Besides, in contests and debates among meu much darkness is consistent with vehement heat. These qualities are found in greatest perfection in the nether world; and sometimes on earth the fiercest heat has the deepest darkness attending it. Light itself, when joined with noise and fire, has not the most happy influence to improve and refine the mind. A flash of lightning rather affrights than guides us: The voice of thunder carries more terror than instruction in it: The soul bars up all the avenues of its understanding against truth itself, when it demands entrance by such human methods of violence. It is only the gentle approaches of truth, like the morning light, which open the windows of the soul, and make it willing to receive all further discoveries. I add in the last place,
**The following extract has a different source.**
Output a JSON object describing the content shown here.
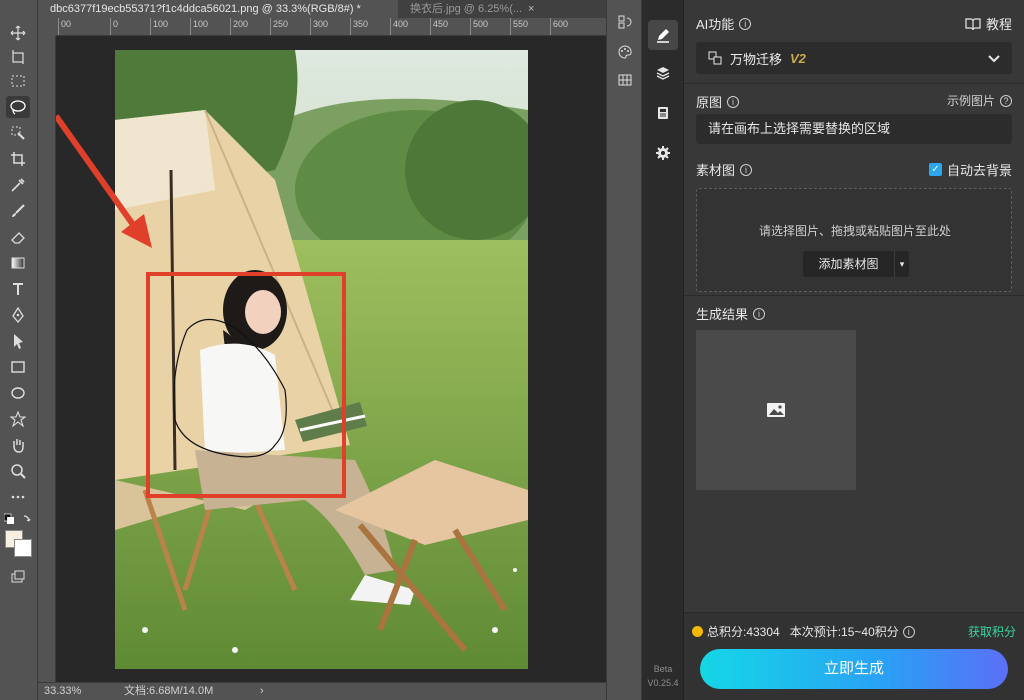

IV. That if by such methods as these I shall be so far honoured of God, as to recover any who have departed from their former principles, or estab lish those who doubt, I am well assured that my blessed Lord will esteem it as a better service done for himself, than if I had guarded his sacred doctrines by scattering all the terrors of hell round about them, than if I had thundered out damnation against disbelievers, and awakened the rage of every gainsayer without the least hope of conviction. There was once a and strong wind that rent the mountains, and brake the rocks in pieces, after great the wind an earthquake, and after the earthquake a fire, but the Lord was not in the fire, in the earthquake, or in the wind; then a still small voice was heard; God was in that voice, and visited his prophet who was jealous for the Lord of hosts :" Kings xix 11—13.